On July 15, Aryze Developments installed a circular dock in the Gorge Waterway near Banfield Park for swimmers to rest on and take in the views. The first person to notice the dock was awarded a coffee shop gift card and the first swimmer to reach the platform was treated to Phillips Brewery beer that had been left there by the company.
Now, the dock’s position in the Gorge may be at risk. On Sept. 10, Aryze Development co-owner Luke Mari explained the company had been contacted by the federal government and told they needed a permit for the platform to remain in the water. The company has applied to the Canadian government and submitted maps, drawings and information for consideration. Now, the application has entered the public feedback phase and Aryze Developments is calling on the community to show support by leaving a comment on the application.
During Thursday’s Committee of the Whole meeting, a motion brought forward by Couns. Ben Isitt and Jeremy Loveday asked staff to write to Transport Canada to indicate the city supports the ongoing use of the swimming platform.
City staff are planning to bring forward a report surrounding the risks and concerns at some point in November, including having a diver check out the underwater impact.
Isitt proposed an amendment asking staff to look into the suitability of that area for the platform and any recommendations that may be brought forward with a “view towards minimizing the impact on the marine environment.” Staff said this amendment fit with the plan they already had in place for dealing with the dock.
Coun. Charlayne Thornton-Joe purposed an amendment asking staff to look into public health concerns around swimming to the dock, brought on by an email from a resident who said they would not swim in the Gorge without a hazmat suit and an iodine scrub.
Loveday said that was a bigger discussion to have and he did not support the amendment, adding he has heard conflicting information that the Gorge is “actually one of the cleanest” places to swim.
Mayor Lisa Helps agreed with Loveday.
The goal of the dock – called Project Albero, which means “tree” in Italian – was to encourage active use of the harbour and spark a conversation about urban change, Mari said in July.

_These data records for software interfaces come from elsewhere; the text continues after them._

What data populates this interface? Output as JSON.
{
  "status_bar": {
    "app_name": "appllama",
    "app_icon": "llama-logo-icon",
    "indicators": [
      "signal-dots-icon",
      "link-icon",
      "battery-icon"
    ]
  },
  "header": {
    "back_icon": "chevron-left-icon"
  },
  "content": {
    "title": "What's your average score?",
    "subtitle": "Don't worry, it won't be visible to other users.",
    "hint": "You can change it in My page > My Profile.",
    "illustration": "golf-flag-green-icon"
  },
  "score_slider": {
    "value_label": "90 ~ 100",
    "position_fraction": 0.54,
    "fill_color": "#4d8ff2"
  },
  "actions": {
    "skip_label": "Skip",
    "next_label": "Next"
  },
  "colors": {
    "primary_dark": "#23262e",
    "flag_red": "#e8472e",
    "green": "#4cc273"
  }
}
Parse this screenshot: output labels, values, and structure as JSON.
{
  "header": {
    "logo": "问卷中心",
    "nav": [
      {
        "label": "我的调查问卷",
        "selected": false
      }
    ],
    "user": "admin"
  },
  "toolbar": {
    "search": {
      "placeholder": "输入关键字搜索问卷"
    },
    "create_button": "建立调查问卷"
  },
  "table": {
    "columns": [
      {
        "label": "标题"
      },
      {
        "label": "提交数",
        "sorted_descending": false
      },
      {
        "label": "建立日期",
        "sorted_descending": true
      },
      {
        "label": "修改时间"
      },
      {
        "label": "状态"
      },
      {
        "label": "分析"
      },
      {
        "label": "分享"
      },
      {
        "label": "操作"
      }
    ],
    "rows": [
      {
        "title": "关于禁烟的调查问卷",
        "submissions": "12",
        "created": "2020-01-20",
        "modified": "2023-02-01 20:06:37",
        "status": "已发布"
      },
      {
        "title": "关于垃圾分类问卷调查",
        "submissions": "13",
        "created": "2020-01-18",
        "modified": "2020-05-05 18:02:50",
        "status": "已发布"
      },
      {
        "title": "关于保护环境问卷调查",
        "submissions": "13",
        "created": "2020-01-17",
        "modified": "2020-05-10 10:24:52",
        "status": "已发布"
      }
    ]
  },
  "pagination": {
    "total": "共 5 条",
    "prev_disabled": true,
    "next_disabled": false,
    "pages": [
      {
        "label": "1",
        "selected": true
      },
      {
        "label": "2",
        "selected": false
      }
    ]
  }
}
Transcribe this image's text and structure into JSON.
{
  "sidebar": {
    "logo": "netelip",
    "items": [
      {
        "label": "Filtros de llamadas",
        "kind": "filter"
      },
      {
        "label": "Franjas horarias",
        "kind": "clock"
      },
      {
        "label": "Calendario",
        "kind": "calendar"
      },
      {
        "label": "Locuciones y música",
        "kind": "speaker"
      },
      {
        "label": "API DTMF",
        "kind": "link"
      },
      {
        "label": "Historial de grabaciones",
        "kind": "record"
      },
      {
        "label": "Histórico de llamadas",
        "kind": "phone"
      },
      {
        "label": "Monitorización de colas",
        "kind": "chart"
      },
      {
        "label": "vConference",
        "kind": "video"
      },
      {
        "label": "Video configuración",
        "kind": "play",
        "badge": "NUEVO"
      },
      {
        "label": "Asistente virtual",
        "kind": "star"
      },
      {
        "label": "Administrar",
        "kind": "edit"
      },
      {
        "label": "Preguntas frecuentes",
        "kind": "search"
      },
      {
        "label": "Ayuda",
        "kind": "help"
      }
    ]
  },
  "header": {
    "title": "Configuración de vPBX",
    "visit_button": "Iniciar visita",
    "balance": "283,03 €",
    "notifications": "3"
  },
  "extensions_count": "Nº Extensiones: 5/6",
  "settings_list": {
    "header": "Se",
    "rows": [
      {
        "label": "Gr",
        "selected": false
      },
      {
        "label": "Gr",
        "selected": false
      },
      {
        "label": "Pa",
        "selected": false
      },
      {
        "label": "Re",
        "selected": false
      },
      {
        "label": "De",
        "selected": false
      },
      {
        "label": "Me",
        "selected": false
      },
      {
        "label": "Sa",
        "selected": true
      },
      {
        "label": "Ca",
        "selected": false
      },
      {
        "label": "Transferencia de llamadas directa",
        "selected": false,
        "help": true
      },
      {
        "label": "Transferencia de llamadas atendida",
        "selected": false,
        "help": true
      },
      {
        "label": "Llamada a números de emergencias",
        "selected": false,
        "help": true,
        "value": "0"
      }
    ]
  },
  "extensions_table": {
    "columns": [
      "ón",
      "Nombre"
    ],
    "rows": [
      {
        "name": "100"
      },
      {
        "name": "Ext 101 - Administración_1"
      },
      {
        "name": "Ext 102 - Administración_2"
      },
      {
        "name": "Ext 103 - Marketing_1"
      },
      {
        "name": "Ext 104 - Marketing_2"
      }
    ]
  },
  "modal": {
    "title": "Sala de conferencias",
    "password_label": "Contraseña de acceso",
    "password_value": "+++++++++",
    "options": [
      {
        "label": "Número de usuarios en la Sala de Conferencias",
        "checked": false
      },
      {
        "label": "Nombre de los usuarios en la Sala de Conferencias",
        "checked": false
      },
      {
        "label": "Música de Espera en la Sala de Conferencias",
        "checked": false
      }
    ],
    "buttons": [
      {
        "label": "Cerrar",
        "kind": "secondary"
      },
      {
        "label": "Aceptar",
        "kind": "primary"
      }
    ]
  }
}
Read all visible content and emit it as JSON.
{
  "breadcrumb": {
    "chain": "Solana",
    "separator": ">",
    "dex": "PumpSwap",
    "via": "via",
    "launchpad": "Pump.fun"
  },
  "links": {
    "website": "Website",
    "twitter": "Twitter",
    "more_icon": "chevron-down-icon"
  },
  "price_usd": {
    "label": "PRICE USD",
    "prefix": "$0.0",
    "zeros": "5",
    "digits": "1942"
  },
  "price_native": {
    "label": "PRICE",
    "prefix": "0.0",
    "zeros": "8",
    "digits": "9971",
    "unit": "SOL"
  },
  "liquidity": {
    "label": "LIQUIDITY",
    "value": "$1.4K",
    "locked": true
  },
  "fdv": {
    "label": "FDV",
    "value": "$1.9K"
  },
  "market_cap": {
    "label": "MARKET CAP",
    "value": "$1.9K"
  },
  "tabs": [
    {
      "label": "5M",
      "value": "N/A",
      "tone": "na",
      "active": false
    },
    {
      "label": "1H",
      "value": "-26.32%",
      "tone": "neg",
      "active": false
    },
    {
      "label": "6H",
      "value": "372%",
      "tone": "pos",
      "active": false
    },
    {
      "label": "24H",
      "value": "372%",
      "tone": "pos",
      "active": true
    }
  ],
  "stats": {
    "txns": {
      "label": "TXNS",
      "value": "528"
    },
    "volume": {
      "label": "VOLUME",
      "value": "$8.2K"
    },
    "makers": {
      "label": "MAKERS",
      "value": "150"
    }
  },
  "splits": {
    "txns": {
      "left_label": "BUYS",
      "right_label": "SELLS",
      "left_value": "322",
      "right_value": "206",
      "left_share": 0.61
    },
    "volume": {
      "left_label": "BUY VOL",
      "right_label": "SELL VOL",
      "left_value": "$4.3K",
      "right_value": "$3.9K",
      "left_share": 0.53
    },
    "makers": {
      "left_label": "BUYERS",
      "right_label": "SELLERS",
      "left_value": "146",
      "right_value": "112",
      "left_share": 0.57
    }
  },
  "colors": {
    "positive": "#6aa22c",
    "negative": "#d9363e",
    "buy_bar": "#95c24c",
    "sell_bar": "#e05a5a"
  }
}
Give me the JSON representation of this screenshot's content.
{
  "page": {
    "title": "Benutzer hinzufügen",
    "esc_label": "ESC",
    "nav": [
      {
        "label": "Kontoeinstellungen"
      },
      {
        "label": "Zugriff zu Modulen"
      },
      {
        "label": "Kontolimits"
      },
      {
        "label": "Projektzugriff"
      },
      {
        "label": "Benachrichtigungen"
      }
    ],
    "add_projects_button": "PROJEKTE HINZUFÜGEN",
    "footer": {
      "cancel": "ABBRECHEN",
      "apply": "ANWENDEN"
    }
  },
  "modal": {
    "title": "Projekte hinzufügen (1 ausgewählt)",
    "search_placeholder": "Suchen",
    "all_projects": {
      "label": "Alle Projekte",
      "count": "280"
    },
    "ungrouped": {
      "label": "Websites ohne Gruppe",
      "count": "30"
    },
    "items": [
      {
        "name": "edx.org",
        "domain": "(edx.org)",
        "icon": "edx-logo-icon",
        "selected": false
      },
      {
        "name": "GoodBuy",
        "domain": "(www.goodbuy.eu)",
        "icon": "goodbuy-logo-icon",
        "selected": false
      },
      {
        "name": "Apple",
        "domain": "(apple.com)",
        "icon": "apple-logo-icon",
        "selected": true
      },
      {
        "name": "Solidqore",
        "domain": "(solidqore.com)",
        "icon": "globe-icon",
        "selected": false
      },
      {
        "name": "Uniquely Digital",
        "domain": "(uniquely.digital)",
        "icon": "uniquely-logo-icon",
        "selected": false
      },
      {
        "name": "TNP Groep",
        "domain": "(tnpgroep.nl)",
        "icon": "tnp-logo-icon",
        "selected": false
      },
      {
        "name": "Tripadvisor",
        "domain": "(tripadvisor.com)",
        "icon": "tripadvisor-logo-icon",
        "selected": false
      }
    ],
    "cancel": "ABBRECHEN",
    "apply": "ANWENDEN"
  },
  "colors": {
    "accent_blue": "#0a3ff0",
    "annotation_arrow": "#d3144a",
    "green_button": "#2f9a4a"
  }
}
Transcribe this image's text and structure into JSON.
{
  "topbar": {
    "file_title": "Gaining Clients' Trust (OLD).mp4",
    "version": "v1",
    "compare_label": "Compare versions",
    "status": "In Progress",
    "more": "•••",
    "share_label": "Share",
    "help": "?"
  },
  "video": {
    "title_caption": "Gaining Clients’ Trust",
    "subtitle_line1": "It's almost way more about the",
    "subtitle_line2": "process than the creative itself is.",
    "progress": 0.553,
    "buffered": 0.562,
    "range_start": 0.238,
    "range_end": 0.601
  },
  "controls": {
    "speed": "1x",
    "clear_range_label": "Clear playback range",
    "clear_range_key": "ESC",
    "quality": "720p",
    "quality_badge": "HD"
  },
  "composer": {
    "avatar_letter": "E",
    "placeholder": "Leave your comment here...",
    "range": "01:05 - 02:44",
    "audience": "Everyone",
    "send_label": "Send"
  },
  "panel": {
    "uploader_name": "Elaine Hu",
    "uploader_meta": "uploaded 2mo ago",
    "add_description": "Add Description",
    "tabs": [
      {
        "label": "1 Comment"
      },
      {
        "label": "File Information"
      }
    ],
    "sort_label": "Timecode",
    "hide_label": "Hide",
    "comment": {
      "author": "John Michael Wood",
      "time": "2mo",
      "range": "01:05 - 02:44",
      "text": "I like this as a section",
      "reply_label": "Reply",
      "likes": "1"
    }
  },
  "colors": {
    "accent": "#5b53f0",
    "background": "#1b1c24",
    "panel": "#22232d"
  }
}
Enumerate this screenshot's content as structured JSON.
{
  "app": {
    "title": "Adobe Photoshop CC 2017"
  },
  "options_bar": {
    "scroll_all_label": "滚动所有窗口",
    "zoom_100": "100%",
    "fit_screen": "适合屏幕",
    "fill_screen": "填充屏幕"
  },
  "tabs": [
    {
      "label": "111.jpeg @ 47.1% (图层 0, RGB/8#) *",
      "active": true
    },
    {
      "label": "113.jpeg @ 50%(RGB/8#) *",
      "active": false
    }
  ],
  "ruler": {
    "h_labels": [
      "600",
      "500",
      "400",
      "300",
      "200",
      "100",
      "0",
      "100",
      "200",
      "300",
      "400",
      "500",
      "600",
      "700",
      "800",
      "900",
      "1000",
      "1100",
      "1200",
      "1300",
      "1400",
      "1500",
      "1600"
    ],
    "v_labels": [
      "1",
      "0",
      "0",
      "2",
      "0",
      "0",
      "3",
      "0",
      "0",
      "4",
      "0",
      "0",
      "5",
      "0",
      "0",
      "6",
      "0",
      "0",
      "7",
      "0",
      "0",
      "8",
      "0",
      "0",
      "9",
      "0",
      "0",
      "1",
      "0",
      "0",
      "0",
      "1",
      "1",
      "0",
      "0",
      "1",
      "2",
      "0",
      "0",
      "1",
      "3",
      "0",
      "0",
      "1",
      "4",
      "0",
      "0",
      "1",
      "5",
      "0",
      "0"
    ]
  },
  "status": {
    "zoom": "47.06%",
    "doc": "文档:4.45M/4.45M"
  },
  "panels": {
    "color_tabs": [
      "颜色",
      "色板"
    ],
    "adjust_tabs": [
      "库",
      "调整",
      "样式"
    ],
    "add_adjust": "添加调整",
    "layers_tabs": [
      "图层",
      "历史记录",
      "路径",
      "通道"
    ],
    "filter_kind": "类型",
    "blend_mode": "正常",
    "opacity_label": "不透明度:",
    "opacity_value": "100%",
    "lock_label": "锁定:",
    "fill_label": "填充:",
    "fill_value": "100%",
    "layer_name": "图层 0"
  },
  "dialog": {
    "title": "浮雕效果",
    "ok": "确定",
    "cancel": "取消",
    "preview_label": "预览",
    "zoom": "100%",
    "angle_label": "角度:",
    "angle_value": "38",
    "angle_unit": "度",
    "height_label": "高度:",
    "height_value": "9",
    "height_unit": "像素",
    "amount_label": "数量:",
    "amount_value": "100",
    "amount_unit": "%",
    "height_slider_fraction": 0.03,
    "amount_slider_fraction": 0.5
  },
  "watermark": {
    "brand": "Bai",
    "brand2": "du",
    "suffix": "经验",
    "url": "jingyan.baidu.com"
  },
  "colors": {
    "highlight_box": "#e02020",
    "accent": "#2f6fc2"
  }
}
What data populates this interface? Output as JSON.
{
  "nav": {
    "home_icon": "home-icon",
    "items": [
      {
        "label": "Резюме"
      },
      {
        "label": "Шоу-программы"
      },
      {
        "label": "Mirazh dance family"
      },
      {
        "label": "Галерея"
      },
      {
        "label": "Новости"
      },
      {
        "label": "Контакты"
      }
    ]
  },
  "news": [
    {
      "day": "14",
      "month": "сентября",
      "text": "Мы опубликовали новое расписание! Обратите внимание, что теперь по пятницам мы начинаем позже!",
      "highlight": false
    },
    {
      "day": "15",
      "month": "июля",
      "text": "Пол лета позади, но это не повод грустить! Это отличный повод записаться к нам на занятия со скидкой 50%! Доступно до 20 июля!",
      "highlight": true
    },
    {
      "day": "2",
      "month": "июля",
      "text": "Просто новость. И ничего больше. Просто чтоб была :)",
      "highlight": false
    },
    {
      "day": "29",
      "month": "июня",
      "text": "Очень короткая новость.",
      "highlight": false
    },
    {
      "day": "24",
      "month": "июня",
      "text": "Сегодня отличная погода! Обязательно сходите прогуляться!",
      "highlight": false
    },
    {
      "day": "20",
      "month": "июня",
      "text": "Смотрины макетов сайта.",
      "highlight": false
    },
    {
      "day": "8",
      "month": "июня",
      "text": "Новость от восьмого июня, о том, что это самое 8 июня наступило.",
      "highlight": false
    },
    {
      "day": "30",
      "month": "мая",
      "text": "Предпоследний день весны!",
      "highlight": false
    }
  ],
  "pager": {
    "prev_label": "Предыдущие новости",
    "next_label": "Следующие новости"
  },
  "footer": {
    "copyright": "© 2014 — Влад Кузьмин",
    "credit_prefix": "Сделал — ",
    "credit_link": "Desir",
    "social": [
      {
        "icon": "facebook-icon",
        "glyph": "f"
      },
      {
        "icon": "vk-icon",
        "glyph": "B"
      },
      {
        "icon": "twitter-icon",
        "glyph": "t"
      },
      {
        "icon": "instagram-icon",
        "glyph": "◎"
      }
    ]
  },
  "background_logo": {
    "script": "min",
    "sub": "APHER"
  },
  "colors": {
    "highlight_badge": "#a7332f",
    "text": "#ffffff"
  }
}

The circular wooden dock, which features a sloped incline for swimmers to climb up and a Japanese Katsura tree, was designed to be compliant with regulations, said Mari. He noted that it’s not located in a high-traffic area of the waterway, it’s been lit for visibility and the impact on the seafloor plants was minimized.
– with files from Devon Bidal